The trees I often use as silhouettes in my sunrise photos likely weren't there. Many of them were probably planted as part of the timber claims by Kansas settlers. But as men and women left their humble houses on a vast Kansas prairie and ventured out to feed or milk cattle on a brisk January morning, did they watch the clouds illuminated as the sun made its way toward the horizon?  Did they appreciate the beauty of a new day, a day that would become an important part of their heritage?
This day, I thought about my family members who packed up their families and moved across the nation to Kansas for new opportunities for themselves and their families.

On my Dad's side, Kentuckian James T. Moore (my dad's great-grandfather) came to Kansas in the late 1860s, spending a brief time as a helper to a buffalo hunter. He was impressed with the potential of Kansas for cattle grazing and went home to tell his wife, Chalista, that "the grass stood as high as the stirrups on a horse."

In 1876, he and Chalista brought their family to Kansas in a covered wagon drawn by oxen. They arrived in December of 1876 in Sodtown, Kansas, later known as Stafford. (And isn't it ironic that his great-great-granddaughter ended up later calling Stafford home!)

A hotel proprietor there mentioned to J.T. that he might do well to homestead in Pratt County. And so he did, 15 years after Kansas became a state.
The Moores filed a claim which lay 3 miles east and a half mile north of what is now Byers in northern Pratt County. They began living on the claim in the spring of 1877. They later filed a timber claim which originally gave them a total of 320 acres of land.
My mom's grandfather, Charley James Neelly, came to Pratt County from his native Missouri in 1898. Charley went to work for a farmer. In 1900, he married Ethel Denton, and they had 10 children, including my grandfather, Shelby Neelly, the second oldest.
So, on this Kansas Day 2016, I thought about these pioneers, the people in my family who saw opportunity in the Central Plains. As a jet stream pierced the canvas of Kansas sky, I thought how incredulous they'd be at the changes to this place they called home. And I was thankful for the vision that brought them to this state I love so much.


  1. So wonderful to read of your amazing heritage. The sunrise photos are so emotive,especially the windmill and jet stream. I'm sure your Great, Great Grandfather would be very proud of you.

    1. Thank you, Helen, for your kind words. I love finding the beauty in my native Kansas.

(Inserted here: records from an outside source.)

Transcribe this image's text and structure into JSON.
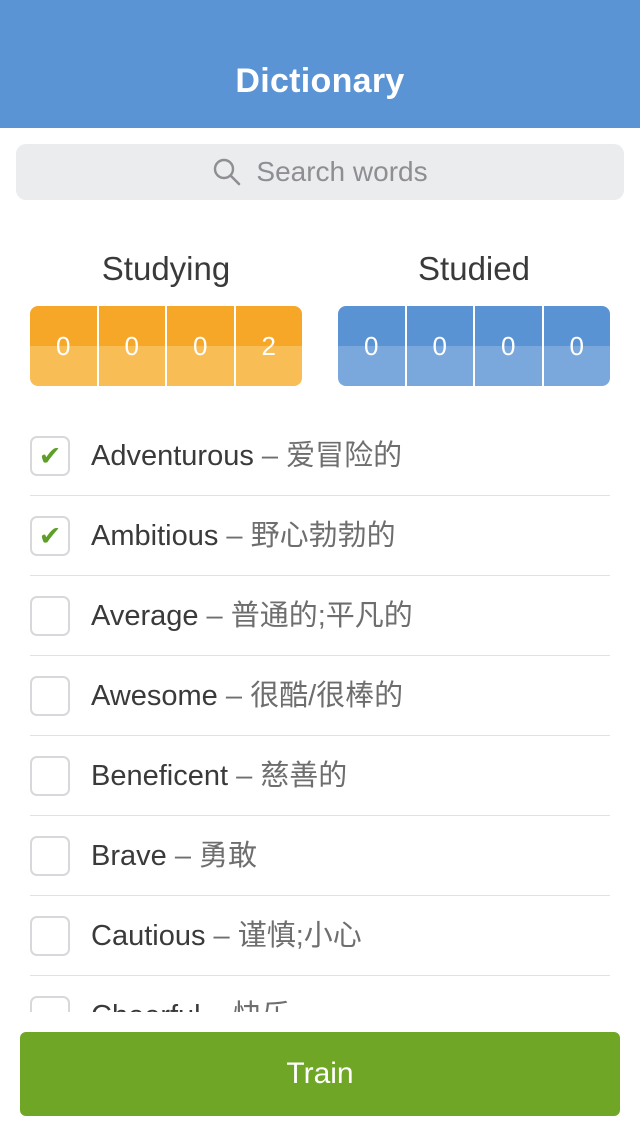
{
  "navbar": {
    "title": "Dictionary"
  },
  "search": {
    "placeholder": "Search words",
    "icon": "search-icon"
  },
  "counters": {
    "studying": {
      "label": "Studying",
      "digits": [
        "0",
        "0",
        "0",
        "2"
      ],
      "color": "#f7a728"
    },
    "studied": {
      "label": "Studied",
      "digits": [
        "0",
        "0",
        "0",
        "0"
      ],
      "color": "#5a93d3"
    }
  },
  "words": [
    {
      "word": "Adventurous",
      "separator": " – ",
      "translation": "爱冒险的",
      "checked": true
    },
    {
      "word": "Ambitious",
      "separator": " – ",
      "translation": "野心勃勃的",
      "checked": true
    },
    {
      "word": "Average",
      "separator": " – ",
      "translation": "普通的;平凡的",
      "checked": false
    },
    {
      "word": "Awesome",
      "separator": " – ",
      "translation": "很酷/很棒的",
      "checked": false
    },
    {
      "word": "Beneficent",
      "separator": " – ",
      "translation": "慈善的",
      "checked": false
    },
    {
      "word": "Brave",
      "separator": " – ",
      "translation": "勇敢",
      "checked": false
    },
    {
      "word": "Cautious",
      "separator": " – ",
      "translation": "谨慎;小心",
      "checked": false
    },
    {
      "word": "Cheerful",
      "separator": " – ",
      "translation": "快乐",
      "checked": false
    }
  ],
  "check_mark": "✔",
  "train": {
    "label": "Train"
  },
  "colors": {
    "header": "#5a94d4",
    "train": "#6fa625",
    "check": "#5f9e29"
  }
}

  2. I love thinking about what our ancestors thought of the Flint Hills and the sunrises and sunsets, too. Love the pictures of your past. Chalista-- what a pretty name.

    1. Thanks, Mrs. E! Her husband called her "Kay." Maybe Chalista was too much of a mouth full?